It might also look a little like Georgia Tech’s InVenture Prize, but will be open to students from many universities, not just one.
As partners in the contest, Georgia Southern and the Ocean Exchange will be offering a $10,000 prize for the best pitch for a business-related new idea from teams of student innovators. This competition, BIG for the Business Innovation Group at Georgia Southern’s City Campus, will conclude with awards at the Ocean Exchange’s fall event in Savannah, where the nonprofit organization already awards two $100,000 grants annually in a similar competition for early-stage businesses.
“We just made official one of the largest business pitch competitions in the Southeastern United States,” said Dominique Halaby, director of the Business Innovation Group. “So, to the folks in Florida and Mississippi, Alabama and South Carolina and the rest of the states, too bad.”
After getting some intended laughs with that, he said the contest is open to them all.
“Just like the Ocean Exchange’s big platform is to encourage the adoption of sustainable technology or programs, and they get competitors from all over the world, we anticipate the same thing but on a collegiate front,” Halaby said in an interview.
Organizers are already hearing interest from places such as Wake Forest, Ohio University, Penn State, McNeese State University in Louisiana, the University of Texas at El Paso, and Algonquin College in Canada, he said.
Keel and Pitts sign
GSU President Brooks Keel and Ocean Exchange CEO Millicent Pitts signed the contest into reality at the City Campus on East Main Street.
There, renovations are underway for offices of the Business Innovation Group agencies: the Small Business Development Center, the Center for Entrepreneurial Learning and Leadership, and the Bureau for Business Research and Economic Development.
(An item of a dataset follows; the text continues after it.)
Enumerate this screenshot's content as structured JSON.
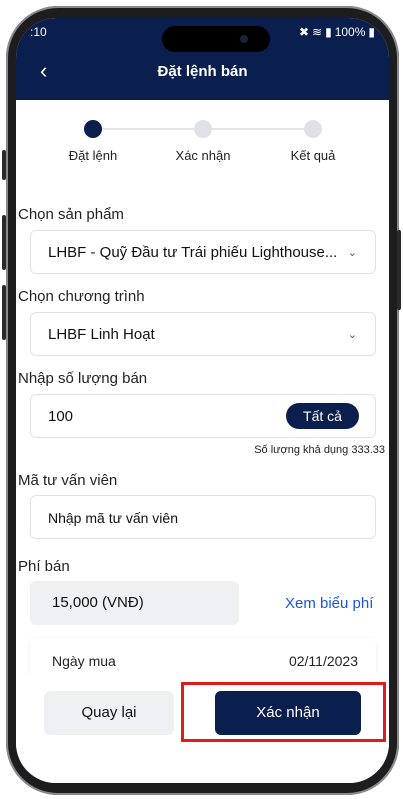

All operate under the auspices of the GSU College of Business Administration.
Next door, construction is slated to begin within a few weeks for the new Innovation Incubator and Fab Lab, with funding from a federal grant and other help from the city of Statesboro. The fabrication lab as such won’t be ready use before this year’s BIG Pitch awards, but the university’s president observed the connection between the two as means to promote innovation and new business.
“The winning entrant of this competition will show excellence in teamwork and underlying business acumen and the possibility to be scaled up into a startup company,” Keel said, “and that really is what this business incubator that you’re in today and what we’ll see next door is going to be all about.”
The first BIG Pitch prize will be awarded Oct. 11, on the first evening of the three-day Ocean Exchange event in Savannah. This is the fifth year that the Ocean Exchange, a nonprofit corporation which Pitts described as an “accelerator” for turning “transformational solutions” with global potential into realities, has hosted Solutions Awards.
“We do it all under the big umbrella of sustainability, and when we talk about sustainability we talk about improving economies, health and the environment, reducing waste, reducing the use of natural resources, and improving productivity,” she said.
Gulfstream & WWL
Ocean Exchange’s leading sponsors are Savannah-based Gulfstream Aerospace and Wallenius Wilhelmsen Logistics, a Scandinavian shipping company with a Savannah presence. Other major supporters, who help pay for the annual event, include Georgia Power, the Georgia Ports Authority and the Savannah Economic Development Authority, Pitts said.
But Gulfstream funds the $100,000 Gulfstream Navigator Award, while Wallenius Wilhelmsen funds the $100,000 WWL Orcelle Award. These go mainly to owners of new and developing businesses, who not only make a pitch to the judges but are required to make a working prototype.
For the BIG Pitch collegiate prize, a working prototype will not be required.
“The BIG Pitch will be our third award,” Pitts said in an interview. “It will be, of course, focused on the collegiate innovator. The other two awards are focused on early-stage companies, somewhat more advanced.”
Pitts acknowledged that she has seen “Shark Tank,” the ABC show where inventors and small-business owners pitch their ideas to a panel of potential investors. The way the Ocean Exchange awards work is “a little bit” similar, she said, but the intent more serious.
“And friendly,” said Pitts. “We’re there to help them, not tear them down.”
More about the contests can be found online at www.oceanexchange.org.
Al Hackle may be reached at (912) 489-9458.